The IMF Corporate Welfare Machine

excerpts from the book

Corporate Predators

by Russel Mokhiber and Robert Weissman

Common Courage Press, 1999


In a Congress eager to do the bidding of Big Business, an item atop the Chamber of Commerce's corporate welfare agenda is in serious jeopardy.

The Establishment leadership of the House of Representatives has delayed consideration of a gigantic funding request for the International Monetary Fund (IMF), fearful that it cannot muster the votes for passage. The insatiable IMF- a multilateral institution that lends money to countries when they are unable to pay foreign creditors-is asking for $18 billion from the United States, part of a $90 billion proposed expansion.

Now Big Business is growing increasingly worried that IMF funding, which it once considered a lock, may not be approved. In an effort to solidify support for IMF corporate welfare, the National Association of Manufacturers, the U.S. Chamber of Commerce and the Business Roundtable are all stepping up their lobbying efforts.

In a letter to members of Congress, the Chamber even alleged that "continued U.S. economic prosperity may hinge on Congressional backing of the IMF."

That is quite an astounding claim. The basis of the Chamber's argument is that the IMF helps foreign economies, which in turn buy from the United States. But the IMF has an abysmal record in promoting growth in countries whose economies it has supervised. In order to receive loans from the IMF, countries have to agree to the Fund's conditions, including sharp budget cuts, increased interest rates, regressive tax increases, currency devaluation and other measures which typically throw poor countries into recession.

No, Corporate America is not backing the IMF for the good of the U.S economy. When the IMF forces Third World countries to become low-wage exporters of manufactured goods, that does not help the U.S. economy. IMF policies help shift

manufacturing jobs out of the United States and put downward pressure on the wages of jobs that remain in the United States.

Big Business has made IMF expansion a priority because, for them, the IMF is a multi-pronged welfare machine.

First, the IMF bails out big banks and foreign investors when they make bad loans in developing countries-investments that are understood to be risky at the time they were made, and earn more as a result.

In 1995, the IMF contributed almost $18 billion to a Clinton administration bailout of the Wall Street interests who stood to lose billions with the peso devaluation in Mexico. Last year and early this year, the Fund orchestrated a massive bailout of the big banks that made bad loans to Asian countries. About the only pain felt by the banks was the need to reschedule short-term loans. Now the IMF has done it again, bailing out foreign investors in Russia with an $11 billion package that will go straight into the pockets of foreign lenders.

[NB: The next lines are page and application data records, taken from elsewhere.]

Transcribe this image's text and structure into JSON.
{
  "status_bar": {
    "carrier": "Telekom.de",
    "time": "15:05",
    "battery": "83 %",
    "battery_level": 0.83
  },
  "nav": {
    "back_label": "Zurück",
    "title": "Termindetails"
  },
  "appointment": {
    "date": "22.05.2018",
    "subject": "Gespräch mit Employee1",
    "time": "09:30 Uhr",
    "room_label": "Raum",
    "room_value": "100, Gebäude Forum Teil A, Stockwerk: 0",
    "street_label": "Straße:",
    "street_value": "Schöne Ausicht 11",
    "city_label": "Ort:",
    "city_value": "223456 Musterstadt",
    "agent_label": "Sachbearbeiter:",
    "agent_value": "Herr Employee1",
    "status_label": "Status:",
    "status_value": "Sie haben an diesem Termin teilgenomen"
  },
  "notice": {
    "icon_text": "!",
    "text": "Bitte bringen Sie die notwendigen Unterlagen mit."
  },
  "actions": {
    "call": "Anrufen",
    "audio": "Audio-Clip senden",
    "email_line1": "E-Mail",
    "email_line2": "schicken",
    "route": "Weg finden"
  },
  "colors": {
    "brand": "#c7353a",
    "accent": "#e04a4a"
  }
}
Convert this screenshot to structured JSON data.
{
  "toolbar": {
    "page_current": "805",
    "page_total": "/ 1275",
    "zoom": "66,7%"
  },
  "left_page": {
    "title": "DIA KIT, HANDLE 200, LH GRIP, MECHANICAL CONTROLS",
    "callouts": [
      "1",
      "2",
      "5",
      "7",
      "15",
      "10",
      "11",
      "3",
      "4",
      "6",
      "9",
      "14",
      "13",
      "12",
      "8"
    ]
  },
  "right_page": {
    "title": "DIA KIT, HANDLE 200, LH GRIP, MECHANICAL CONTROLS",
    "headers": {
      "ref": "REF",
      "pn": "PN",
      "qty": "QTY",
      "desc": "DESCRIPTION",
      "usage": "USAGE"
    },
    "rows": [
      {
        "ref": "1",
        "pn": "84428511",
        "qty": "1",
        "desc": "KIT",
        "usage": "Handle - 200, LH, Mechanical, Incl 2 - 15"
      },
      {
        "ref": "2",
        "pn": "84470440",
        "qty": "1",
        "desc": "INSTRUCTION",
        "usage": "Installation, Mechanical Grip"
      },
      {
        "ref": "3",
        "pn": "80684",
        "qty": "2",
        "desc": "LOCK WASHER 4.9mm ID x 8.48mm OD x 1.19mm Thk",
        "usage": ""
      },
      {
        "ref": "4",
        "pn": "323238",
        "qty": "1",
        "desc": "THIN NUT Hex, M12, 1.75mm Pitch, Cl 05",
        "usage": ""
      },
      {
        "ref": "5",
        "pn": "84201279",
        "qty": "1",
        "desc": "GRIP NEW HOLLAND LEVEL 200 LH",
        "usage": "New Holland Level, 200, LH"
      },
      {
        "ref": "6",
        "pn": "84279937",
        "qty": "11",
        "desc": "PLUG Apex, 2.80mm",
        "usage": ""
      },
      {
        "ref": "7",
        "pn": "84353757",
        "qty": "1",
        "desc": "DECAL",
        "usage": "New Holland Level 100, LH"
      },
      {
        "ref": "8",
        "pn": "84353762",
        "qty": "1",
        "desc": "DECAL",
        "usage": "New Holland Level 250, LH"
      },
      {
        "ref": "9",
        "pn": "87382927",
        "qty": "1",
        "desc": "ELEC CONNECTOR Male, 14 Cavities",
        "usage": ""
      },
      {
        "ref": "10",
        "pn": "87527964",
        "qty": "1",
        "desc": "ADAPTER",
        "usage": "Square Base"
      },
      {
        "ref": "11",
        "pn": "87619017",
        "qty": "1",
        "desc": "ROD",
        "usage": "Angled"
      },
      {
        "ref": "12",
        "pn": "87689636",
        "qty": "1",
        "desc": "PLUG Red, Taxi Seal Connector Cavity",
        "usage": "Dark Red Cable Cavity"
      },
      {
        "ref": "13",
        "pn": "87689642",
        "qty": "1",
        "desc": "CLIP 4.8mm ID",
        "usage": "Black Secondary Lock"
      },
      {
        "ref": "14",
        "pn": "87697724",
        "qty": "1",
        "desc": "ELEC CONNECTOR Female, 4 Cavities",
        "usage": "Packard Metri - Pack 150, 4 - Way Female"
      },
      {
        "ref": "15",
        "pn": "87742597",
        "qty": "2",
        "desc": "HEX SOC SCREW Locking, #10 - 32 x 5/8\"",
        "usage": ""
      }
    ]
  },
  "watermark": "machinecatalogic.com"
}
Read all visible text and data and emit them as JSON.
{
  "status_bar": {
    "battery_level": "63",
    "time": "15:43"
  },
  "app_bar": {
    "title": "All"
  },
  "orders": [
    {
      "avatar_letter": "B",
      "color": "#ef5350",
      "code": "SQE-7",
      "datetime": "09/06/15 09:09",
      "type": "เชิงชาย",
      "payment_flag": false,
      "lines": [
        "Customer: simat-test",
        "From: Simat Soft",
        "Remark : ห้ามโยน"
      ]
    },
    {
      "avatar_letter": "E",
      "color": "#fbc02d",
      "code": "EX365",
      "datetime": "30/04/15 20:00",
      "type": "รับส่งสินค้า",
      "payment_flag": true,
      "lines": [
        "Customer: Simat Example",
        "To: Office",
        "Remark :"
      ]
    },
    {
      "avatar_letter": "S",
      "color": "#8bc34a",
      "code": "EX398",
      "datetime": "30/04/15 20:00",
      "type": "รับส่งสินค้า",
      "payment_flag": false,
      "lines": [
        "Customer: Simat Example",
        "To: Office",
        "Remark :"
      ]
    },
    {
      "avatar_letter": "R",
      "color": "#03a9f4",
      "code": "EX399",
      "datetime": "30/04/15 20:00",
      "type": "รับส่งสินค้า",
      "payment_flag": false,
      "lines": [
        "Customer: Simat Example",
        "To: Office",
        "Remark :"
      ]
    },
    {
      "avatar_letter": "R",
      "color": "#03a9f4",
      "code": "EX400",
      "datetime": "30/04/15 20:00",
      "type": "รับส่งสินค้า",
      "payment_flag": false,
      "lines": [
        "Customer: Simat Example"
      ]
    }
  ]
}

Second, the IMF forces poor countries to discard economic policies and regulations that limit the power of domestic and especially foreign corporations. That makes it easier for U.S. and other multinational companies to benefit from low wages and other perks-like weak environmental regulations-of operating in much of the developing world.

And finally, the IMF is intent on expanding its powers, so that member countries remove all restrictions on the inflow and outflow of money-what the IMF calls "capital account liberalization." This will help banks and financial corporations make super-profits in troubled economies like Russia's. Such assistance would be especially perverse given the fact that, in the event of a troubled economy's collapse, the IMF provides those investors with free, de facto insurance.

Increasingly, members of Congress are coming to see the flaws in the IMF. Many Republicans in the House of Representatives have seen the flaws in the IMF bailouts-they understand that each bailout enables more imprudent behavior by Wall Street-and are opposing IMF expansion. Now, a growing number of Democrats are coming around to the view that an institution with such a horrid record does not merit a $90 billion expansion, with the United States footing the bill for $18 billion.

The challenge now is for the bipartisan group of IMF opponents to maintain their strength in the face of the Big Business lobbying blitz to come.

[As the legislative session wound to a close in 1998, the Clinton White House and congressional Republicans entered into negotiations over an "omnibus" appropriations bill to fund a wide array of government activities. Those factions of the Republican Party that opposed IMF funding yielded, and the deal cut between then-Speaker of the House Newt Gingrich, Senate Majority Leader Trent Lott and the Clinton administration included $18 billion for the IMF.]

Corporate Predators